I experienced a first in my 20-year career as a journalist. I went up in a helicopter (Black Diamond Aviation) to cover the devastation left behind by Mother Nature here in southern Illinois. I had one time gone up in a luxury chopper with then-U.S. Sen. Mark Kirk and other journalists and leaders to view the damage. But this was the first time I climbed into a four-seater and took to the skies.
Several communities were hit hard by tornadoes on the night of Feb. 28. It happened to be five years after the deadly Leap Day Tornado that hit Harrisburg and Ridgway. This week's tornado (tornadoes) had deadly consequences too. A 71-year-old man died in Crossville in White County.
As the pilot flew us (my boss was there too) over that community I couldn't believe what I was seeing. Houses were knocked from their foundations, trees were twisted and ripped in half and debris littered the landscape. Then there would be spots nearby completely unphased. Watching the path that twister took reminded me how completely predictable one can be once it's touched down.
Our trip took us over Franklin and Jackson Counties too. As of Wednesday afternoon, there were no reports of lives lost there, but the destruction was apparent. A baseball stadium suffered major damage. Entire roofs on houses were on the ground. And more trees were snapped like toothpicks.
|A little nervous in the sky|

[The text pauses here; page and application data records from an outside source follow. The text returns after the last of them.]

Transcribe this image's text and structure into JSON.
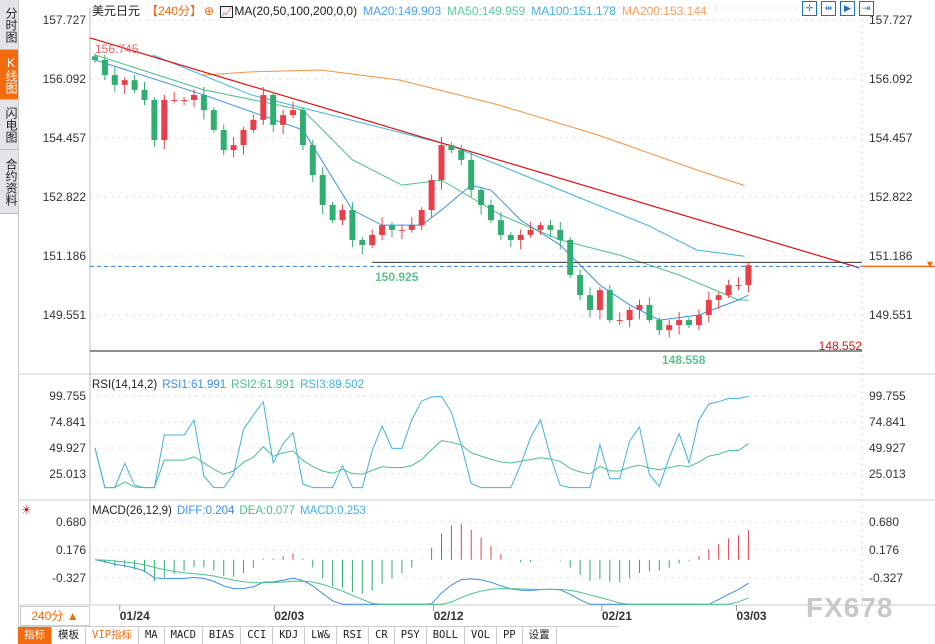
{
  "sidebar": {
    "tabs": [
      {
        "label": "分时图",
        "active": false
      },
      {
        "label": "K线图",
        "active": true
      },
      {
        "label": "闪电图",
        "active": false
      },
      {
        "label": "合约资料",
        "active": false
      }
    ]
  },
  "header": {
    "symbol": "美元日元",
    "timeframe": "【240分】",
    "ma_params": "MA(20,50,100,200,0,0)",
    "ma20": "MA20:149.903",
    "ma50": "MA50:149.959",
    "ma100": "MA100:151.178",
    "ma200": "MA200:153.144"
  },
  "rsi_header": {
    "params": "RSI(14,14,2)",
    "rsi1": "RSI1:61.991",
    "rsi2": "RSI2:61.991",
    "rsi3": "RSI3:89.502"
  },
  "macd_header": {
    "params": "MACD(26,12,9)",
    "diff": "DIFF:0.204",
    "dea": "DEA:0.077",
    "macd": "MACD:0.253"
  },
  "timeframe_button": "240分 ▲",
  "toolbar": [
    "指标",
    "模板",
    "VIP指标",
    "MA",
    "MACD",
    "BIAS",
    "CCI",
    "KDJ",
    "LW&",
    "RSI",
    "CR",
    "PSY",
    "BOLL",
    "VOL",
    "PP",
    "设置"
  ],
  "watermark": "FX678",
  "colors": {
    "up": "#e8404a",
    "down": "#2fae72",
    "ma20": "#3b8fe8",
    "ma50": "#49c18a",
    "ma100": "#3fb3e3",
    "ma200": "#f5913a",
    "trend": "#e01010",
    "accent": "#f26b0f"
  },
  "chart_data": {
    "type": "candlestick",
    "title": "美元日元 240分",
    "main": {
      "yticks": [
        "157.727",
        "156.092",
        "154.457",
        "152.822",
        "151.186",
        "149.551"
      ],
      "closes": [
        156.62,
        156.2,
        155.93,
        156.06,
        155.79,
        155.51,
        154.4,
        155.51,
        155.51,
        155.51,
        155.65,
        155.23,
        154.68,
        154.12,
        154.26,
        154.68,
        154.96,
        155.65,
        154.82,
        155.09,
        155.23,
        154.26,
        153.43,
        152.6,
        152.18,
        152.46,
        151.63,
        151.49,
        151.77,
        152.04,
        151.91,
        151.91,
        152.04,
        152.46,
        153.29,
        154.26,
        154.12,
        153.85,
        153.02,
        152.6,
        152.18,
        151.77,
        151.63,
        151.77,
        151.91,
        152.04,
        151.91,
        151.63,
        150.66,
        150.1,
        149.69,
        150.24,
        149.41,
        149.41,
        149.69,
        149.83,
        149.41,
        149.13,
        149.27,
        149.41,
        149.27,
        149.55,
        149.97,
        150.1,
        150.38,
        150.38,
        150.93
      ],
      "ma20": [
        [
          0,
          156.62
        ],
        [
          11,
          155.65
        ],
        [
          21,
          154.68
        ],
        [
          26,
          152.46
        ],
        [
          29,
          152.04
        ],
        [
          33,
          152.04
        ],
        [
          35,
          152.46
        ],
        [
          38,
          153.15
        ],
        [
          40,
          153.01
        ],
        [
          43,
          152.18
        ],
        [
          47,
          151.49
        ],
        [
          51,
          150.38
        ],
        [
          54,
          149.83
        ],
        [
          57,
          149.41
        ],
        [
          61,
          149.55
        ],
        [
          65,
          149.97
        ],
        [
          66,
          150.1
        ]
      ],
      "ma50": [
        [
          0,
          156.76
        ],
        [
          11,
          155.79
        ],
        [
          21,
          155.23
        ],
        [
          26,
          153.85
        ],
        [
          31,
          153.15
        ],
        [
          35,
          153.29
        ],
        [
          41,
          152.32
        ],
        [
          47,
          151.63
        ],
        [
          53,
          151.21
        ],
        [
          59,
          150.66
        ],
        [
          65,
          149.97
        ],
        [
          66,
          149.96
        ]
      ],
      "ma100": [
        [
          5.8,
          156.76
        ],
        [
          15.8,
          155.65
        ],
        [
          25.8,
          154.96
        ],
        [
          35.8,
          154.26
        ],
        [
          45.8,
          153.15
        ],
        [
          55.8,
          152.04
        ],
        [
          60.8,
          151.35
        ],
        [
          65.6,
          151.18
        ]
      ],
      "ma200": [
        [
          10.8,
          156.2
        ],
        [
          15.8,
          156.29
        ],
        [
          22.8,
          156.34
        ],
        [
          30.8,
          156.06
        ],
        [
          40.8,
          155.37
        ],
        [
          50.8,
          154.54
        ],
        [
          60.8,
          153.57
        ],
        [
          65.6,
          153.14
        ]
      ],
      "trendline": [
        [
          -0.5,
          157.23
        ],
        [
          77.2,
          150.86
        ]
      ],
      "annotations": {
        "high_label": "156.745",
        "support_label": "150.925",
        "low_label": "148.558",
        "low_line_label": "148.552",
        "support_level": 150.925,
        "low_level": 148.552
      }
    },
    "rsi": {
      "yticks": [
        "99.755",
        "74.841",
        "49.927",
        "25.013"
      ],
      "periods": [
        14,
        14,
        2
      ]
    },
    "macd": {
      "yticks": [
        "0.680",
        "0.176",
        "-0.327"
      ],
      "params": [
        26,
        12,
        9
      ]
    },
    "xticks": [
      {
        "label": "01/24",
        "index": 2.5
      },
      {
        "label": "02/03",
        "index": 18.1
      },
      {
        "label": "02/12",
        "index": 34.2
      },
      {
        "label": "02/21",
        "index": 51.2
      },
      {
        "label": "03/03",
        "index": 64.8
      }
    ]
  }
}
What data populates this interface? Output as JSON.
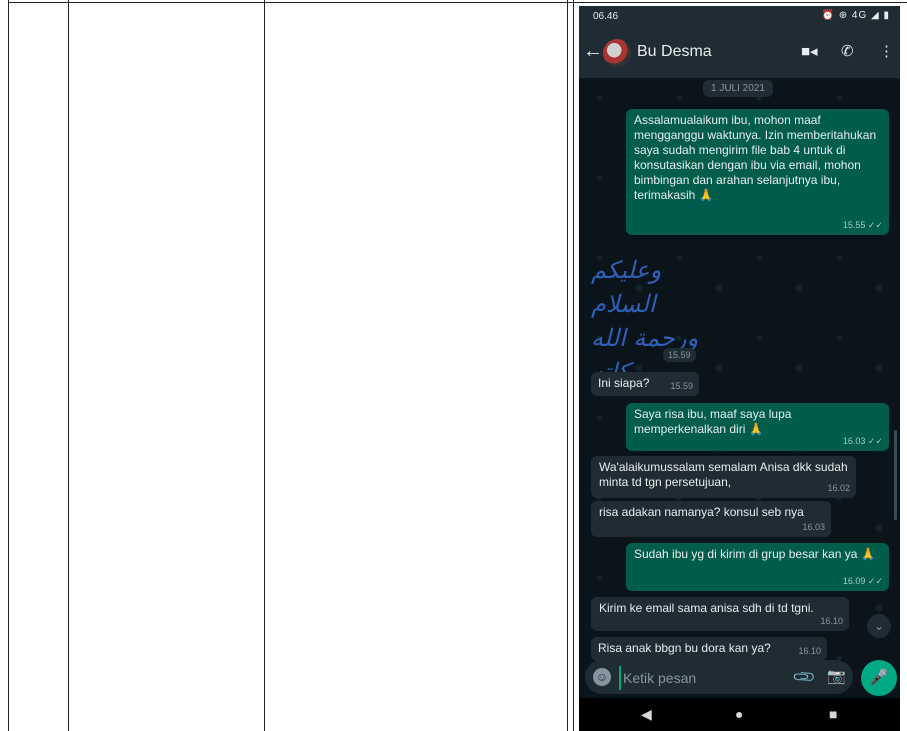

Admittedly I was nervous about flying. I'm not a fan of it in general and especially in a mode of transportation I've never been on before. But we were safe the whole time. My years of covering crashes and other tragedies have given me an unrealistic view of the world. The experience did open my eyes to be more grateful and thankful that our house and community was unscathed by the turbulent weather.